Kramer is drafting a letter to Gov. Martin O’Malley to request a special session to address one specific issue created by the April 2012 Maryland Court of Appeals decision in Tracey v. Solesky, which Kramer calls “ill-conceived.”
In that case, the court ruled that after a pit bull attacked a Baltimore County 10-year-old, the landlord on whose property the dog lived should be held liable, because pit bulls are “inherently dangerous.” During a special session last summer and all through this year’s regular session, legislators tried, but failed, to reach an agreement about who is liable and when after dog attacks.
“I don’t think we can leave this hanging out there indefinitely,” Kramer said.
Raquel Guillory, spokeswoman for O’Malley, said that the governor would consider Kramer’s request for a special session once he received it.
Animal advocates said this has set off a reaction from landlords, who are demanding their tenants either give up their pet pit bulls or move. Shelters are seeing an influx of pit bulls, Kramer said.
“[Landlords] are telling their tenants, ‘Either your family goes, or you go,’” Kramer said. “We’re seeing the shelters overrun with loving family pets, and they’re being euthanized.”
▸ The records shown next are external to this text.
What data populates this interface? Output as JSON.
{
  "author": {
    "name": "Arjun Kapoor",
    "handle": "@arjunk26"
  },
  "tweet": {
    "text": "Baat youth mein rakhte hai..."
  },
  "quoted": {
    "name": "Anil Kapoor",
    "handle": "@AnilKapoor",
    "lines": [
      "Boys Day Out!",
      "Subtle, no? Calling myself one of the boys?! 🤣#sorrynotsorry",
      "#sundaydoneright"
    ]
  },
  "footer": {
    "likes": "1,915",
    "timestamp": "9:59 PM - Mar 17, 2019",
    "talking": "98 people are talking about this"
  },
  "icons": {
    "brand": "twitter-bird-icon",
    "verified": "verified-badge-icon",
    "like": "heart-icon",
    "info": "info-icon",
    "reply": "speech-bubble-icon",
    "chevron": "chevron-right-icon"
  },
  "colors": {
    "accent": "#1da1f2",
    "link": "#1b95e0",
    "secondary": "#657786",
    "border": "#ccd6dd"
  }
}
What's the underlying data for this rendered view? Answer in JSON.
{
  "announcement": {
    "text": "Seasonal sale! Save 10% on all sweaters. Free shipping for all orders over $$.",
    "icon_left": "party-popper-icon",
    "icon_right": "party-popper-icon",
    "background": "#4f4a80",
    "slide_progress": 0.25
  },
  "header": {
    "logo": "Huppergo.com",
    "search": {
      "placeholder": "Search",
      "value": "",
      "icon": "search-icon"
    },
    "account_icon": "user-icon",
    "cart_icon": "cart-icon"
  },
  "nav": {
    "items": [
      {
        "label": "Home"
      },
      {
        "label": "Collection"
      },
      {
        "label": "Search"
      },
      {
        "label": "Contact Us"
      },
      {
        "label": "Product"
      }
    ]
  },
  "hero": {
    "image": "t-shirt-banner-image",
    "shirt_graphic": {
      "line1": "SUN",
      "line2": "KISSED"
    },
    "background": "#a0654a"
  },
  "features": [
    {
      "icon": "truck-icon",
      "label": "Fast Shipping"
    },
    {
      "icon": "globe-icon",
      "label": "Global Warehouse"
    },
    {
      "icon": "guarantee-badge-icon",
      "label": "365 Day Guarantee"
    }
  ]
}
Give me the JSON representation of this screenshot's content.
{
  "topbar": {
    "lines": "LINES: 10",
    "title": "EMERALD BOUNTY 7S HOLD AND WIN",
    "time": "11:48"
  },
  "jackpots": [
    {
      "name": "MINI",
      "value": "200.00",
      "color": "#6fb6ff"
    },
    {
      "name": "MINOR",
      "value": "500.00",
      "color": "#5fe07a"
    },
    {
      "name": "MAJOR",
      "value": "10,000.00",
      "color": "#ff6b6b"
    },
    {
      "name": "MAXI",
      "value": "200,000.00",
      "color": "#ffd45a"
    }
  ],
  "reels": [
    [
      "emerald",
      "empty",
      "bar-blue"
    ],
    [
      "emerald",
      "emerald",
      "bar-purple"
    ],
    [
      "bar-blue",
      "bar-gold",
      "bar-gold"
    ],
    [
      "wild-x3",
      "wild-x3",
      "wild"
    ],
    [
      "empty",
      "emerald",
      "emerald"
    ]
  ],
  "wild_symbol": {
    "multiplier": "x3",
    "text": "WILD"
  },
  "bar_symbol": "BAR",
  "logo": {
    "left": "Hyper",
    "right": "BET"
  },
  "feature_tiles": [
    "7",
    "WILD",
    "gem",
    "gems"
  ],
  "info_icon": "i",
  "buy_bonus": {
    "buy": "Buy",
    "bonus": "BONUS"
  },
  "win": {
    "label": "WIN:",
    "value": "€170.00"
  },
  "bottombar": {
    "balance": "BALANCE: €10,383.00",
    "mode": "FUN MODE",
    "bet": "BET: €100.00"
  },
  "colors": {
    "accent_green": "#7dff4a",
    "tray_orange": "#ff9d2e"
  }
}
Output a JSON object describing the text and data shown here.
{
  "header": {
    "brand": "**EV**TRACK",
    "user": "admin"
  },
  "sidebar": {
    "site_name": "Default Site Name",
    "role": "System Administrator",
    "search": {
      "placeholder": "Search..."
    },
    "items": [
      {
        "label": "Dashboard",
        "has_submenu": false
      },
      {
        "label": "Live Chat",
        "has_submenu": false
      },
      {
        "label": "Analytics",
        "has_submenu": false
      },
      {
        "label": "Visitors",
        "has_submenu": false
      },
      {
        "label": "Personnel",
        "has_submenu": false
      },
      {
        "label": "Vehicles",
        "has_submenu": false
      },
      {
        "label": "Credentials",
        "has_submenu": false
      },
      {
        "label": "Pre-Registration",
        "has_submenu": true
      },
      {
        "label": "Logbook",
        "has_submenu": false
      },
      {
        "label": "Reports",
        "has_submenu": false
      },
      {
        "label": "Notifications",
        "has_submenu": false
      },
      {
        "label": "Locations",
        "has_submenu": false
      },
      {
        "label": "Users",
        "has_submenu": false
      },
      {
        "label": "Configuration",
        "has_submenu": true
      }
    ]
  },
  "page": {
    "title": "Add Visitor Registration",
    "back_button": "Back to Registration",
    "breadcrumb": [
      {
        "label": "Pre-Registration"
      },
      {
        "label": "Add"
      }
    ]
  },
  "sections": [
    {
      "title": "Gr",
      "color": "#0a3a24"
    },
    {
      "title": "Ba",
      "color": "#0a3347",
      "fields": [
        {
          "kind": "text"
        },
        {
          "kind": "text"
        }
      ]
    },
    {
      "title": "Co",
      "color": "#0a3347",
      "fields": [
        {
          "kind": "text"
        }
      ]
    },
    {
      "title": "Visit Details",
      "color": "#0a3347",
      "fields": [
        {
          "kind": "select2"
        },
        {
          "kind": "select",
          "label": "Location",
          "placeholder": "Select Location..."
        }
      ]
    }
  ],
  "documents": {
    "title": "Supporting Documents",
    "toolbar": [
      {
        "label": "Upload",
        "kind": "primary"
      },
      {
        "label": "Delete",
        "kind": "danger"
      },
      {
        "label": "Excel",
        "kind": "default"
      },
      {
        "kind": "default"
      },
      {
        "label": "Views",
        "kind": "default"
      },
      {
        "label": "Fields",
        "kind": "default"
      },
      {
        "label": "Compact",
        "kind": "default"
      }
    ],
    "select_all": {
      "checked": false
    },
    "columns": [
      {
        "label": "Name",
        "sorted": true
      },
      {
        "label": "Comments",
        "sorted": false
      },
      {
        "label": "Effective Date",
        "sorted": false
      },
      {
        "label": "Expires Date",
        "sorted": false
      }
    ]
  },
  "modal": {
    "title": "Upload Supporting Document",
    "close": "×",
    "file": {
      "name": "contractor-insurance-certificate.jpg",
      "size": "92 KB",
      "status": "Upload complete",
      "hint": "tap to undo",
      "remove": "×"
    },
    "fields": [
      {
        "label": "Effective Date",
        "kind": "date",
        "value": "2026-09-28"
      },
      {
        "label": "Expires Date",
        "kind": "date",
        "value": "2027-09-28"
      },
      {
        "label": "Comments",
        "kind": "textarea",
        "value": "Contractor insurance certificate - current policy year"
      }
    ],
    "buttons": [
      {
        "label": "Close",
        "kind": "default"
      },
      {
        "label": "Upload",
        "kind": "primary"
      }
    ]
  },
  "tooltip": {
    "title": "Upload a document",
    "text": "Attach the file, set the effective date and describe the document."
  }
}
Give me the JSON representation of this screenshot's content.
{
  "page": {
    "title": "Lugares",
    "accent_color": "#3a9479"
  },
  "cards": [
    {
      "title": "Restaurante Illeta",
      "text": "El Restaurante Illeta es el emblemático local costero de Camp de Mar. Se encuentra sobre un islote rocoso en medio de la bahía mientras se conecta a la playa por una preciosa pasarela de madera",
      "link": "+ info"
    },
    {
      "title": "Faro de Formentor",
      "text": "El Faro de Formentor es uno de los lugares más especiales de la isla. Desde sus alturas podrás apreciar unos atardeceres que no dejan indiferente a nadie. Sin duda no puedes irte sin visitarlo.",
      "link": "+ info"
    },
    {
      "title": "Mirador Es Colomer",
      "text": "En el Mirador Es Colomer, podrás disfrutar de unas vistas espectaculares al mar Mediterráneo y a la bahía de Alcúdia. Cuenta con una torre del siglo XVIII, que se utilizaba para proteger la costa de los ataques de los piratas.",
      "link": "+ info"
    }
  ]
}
To stem the tide of pit bulls being brought to shelters, Kramer is suggesting that the General Assembly convene for one day to pass a bill that would return landlords to their pre-decision standard for liability. Lawmakers have all agreed that a landlord should not be held strictly liable in cases where a pit bull attacks, but could not come to a consensus about whether dog owners should be held strictly liable or not.
But for leadership tired after two special sessions in the summer of 2012, a special session is unlikely.
“A special session is going to be a challenge,” Kramer said. “But I think we could be in and out of Annapolis in a matter of hours.”
Even animal advocates concede that a special session for pit bulls is a tough sell.
“We think a special session seems unrealistic at this point,” said Raúl Arce-Contreras, a spokesman for The Humane Society of the United States. “We are, of course, still looking at all the options and working with Maryland animal advocates and legislators on a path forward.”